Confidence in Movement-Based Game Design Facilitation: Learning From a Novice Design Facilitator
Keywords:Movement-based design, Embodiment, Facilitation, Design expertise, Exergame, Education

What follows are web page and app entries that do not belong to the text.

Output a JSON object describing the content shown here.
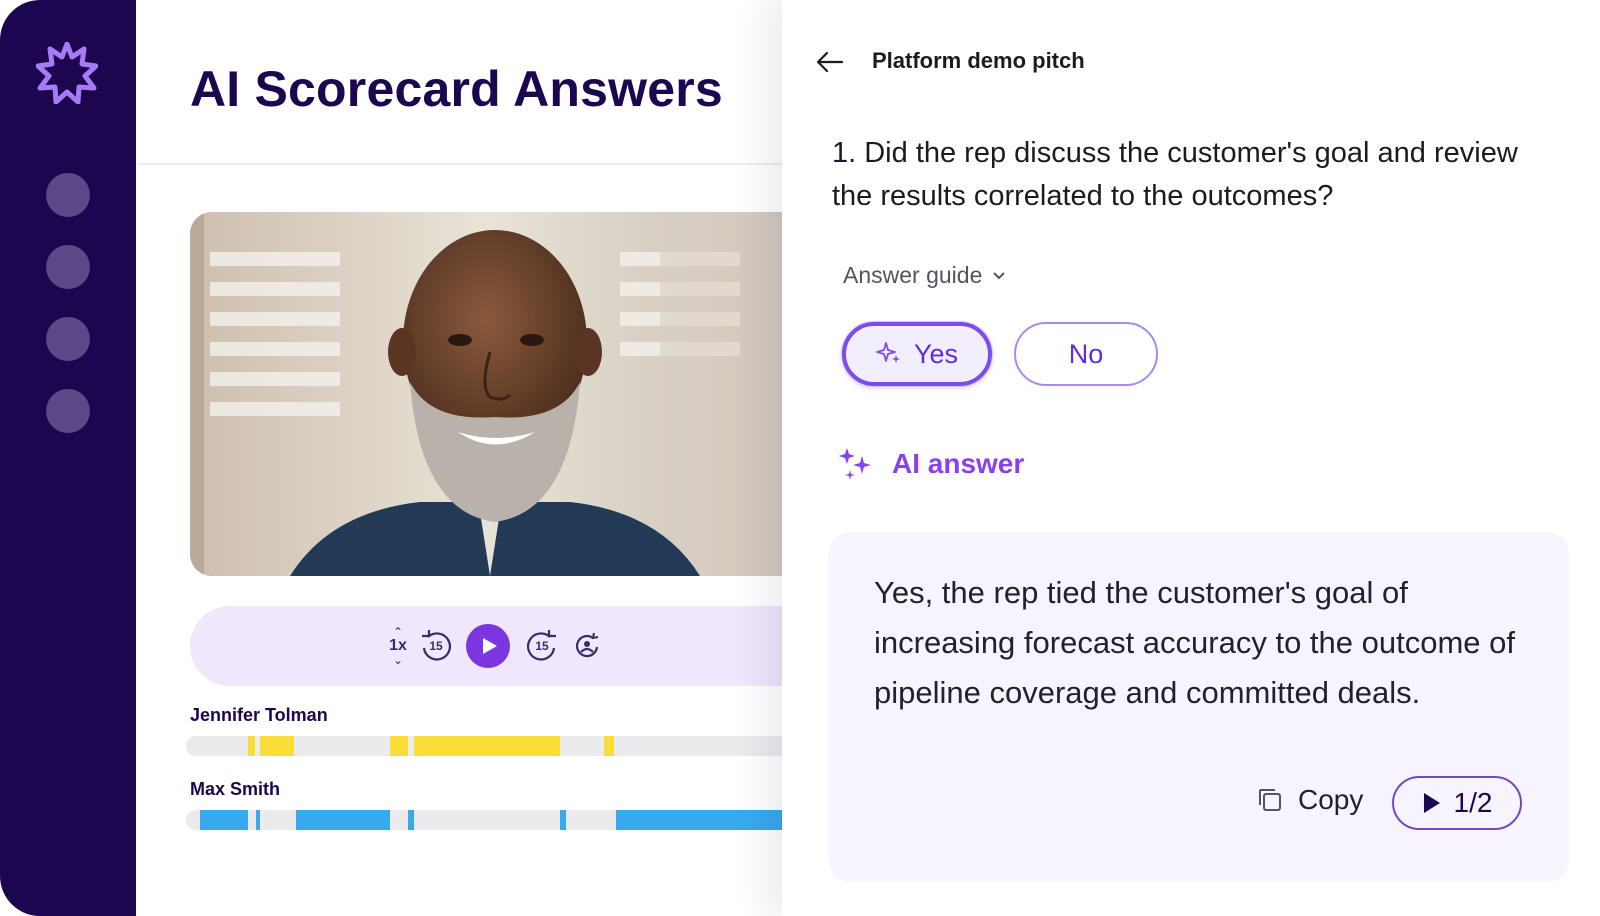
{
  "app": {
    "title": "AI Scorecard Answers",
    "accent": "#7c4cf0",
    "sidebar_bg": "#1d0650",
    "logo_icon": "starburst-logo-icon",
    "nav_items": 4
  },
  "player": {
    "speed_label": "1x",
    "rewind_label": "15",
    "forward_label": "15",
    "play_icon": "play-icon",
    "speakers": [
      {
        "name": "Jennifer Tolman",
        "color": "#fbdd3a"
      },
      {
        "name": "Max Smith",
        "color": "#37aaef"
      }
    ]
  },
  "panel": {
    "back_icon": "arrow-left-icon",
    "title": "Platform demo pitch",
    "question": "1. Did the rep discuss the customer's goal and review the results correlated to the outcomes?",
    "answer_guide_label": "Answer guide",
    "yes_label": "Yes",
    "no_label": "No",
    "selected": "Yes",
    "ai_answer_label": "AI answer",
    "answer_text": "Yes, the rep tied the customer's goal of increasing forecast accuracy to the outcome of pipeline coverage and committed deals.",
    "copy_label": "Copy",
    "clip_label": "1/2"
  }
}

Several movement-based and embodied design methods have been developed to supplement existing game design methods. Facilitating movement-based design methods is a practice that most game designers must master. Facilitation involves taking on several responsibilities and roles to ensure processes and activities follow the design project's principal values. For instance, the facilitator must possess design expertise and social awareness, be a direction setter and trust builder, facilitate stage engagement and mood, energise for commitment, and maintain a playful attitude. The many responsibilities and significant involvement will inevitably affect the facilitator, who enters an affective state facilitating the design activities. Through a phenomenological comparative analysis, this study explores how novice versus experienced facilitators perceive the emotion of confidence and its implications on the facilitation process. This analysis is based on a single case study of a two-day movement-based sports innovation camp for 80 K-12 high school students. Empirical data were generated using a combination of observations and interviews with seven of the involved facilitators: three experienced facilitators and four novice facilitators. Our research indicates that facilitation can be categorised into three stages focused on (1) Structure, (2) Process, and (3) Content. Reaching the Content stages requires a high bodily involvement closely linked to the facilitator’s confidence level, which we partially interpret as determined by the courage to use one’s body as a facilitation resource. Thus, the facilitation Process depends not only on the facilitator's level of expertise but also on confidence level and courage. Consequently, we recommend thorough preparation for each facilitation stage to support the facilitator's confidence. Structure: Outline a detailed playbook, organise the physical space and prepare necessary materials. Process: Prepare strategies for providing guidance and feedback. Content: Implement Movement-Modifiers and participate in warm-up activities.